*** Opening MATERIAL PROVIDED ***
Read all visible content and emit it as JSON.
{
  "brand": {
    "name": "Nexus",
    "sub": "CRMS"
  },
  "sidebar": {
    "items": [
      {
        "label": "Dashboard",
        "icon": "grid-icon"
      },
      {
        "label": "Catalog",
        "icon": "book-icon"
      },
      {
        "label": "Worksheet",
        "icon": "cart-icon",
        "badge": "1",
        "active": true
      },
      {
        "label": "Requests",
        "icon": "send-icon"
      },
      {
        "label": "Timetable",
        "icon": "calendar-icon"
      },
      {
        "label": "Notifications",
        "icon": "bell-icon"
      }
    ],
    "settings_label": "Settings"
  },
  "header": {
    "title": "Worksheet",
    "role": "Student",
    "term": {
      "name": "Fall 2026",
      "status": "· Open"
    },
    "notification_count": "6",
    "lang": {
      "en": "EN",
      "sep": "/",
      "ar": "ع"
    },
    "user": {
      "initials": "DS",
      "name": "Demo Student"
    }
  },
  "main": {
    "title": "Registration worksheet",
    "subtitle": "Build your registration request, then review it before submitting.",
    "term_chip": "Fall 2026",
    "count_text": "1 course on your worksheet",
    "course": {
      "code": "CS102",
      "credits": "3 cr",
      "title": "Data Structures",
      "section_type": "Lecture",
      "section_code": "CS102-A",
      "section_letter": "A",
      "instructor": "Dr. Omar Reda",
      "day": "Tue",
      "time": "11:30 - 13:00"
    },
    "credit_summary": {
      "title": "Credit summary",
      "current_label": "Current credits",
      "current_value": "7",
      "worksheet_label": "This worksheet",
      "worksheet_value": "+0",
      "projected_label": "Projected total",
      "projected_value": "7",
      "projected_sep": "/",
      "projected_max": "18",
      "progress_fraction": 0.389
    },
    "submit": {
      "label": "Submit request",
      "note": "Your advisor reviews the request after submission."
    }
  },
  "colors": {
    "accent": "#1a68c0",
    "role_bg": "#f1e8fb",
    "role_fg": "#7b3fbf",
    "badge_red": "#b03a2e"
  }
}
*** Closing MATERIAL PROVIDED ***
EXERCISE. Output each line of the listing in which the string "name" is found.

EXERCISE ANSWER.
    "name": "Nexus",
      "name": "Fall 2026",
      "name": "Demo Student"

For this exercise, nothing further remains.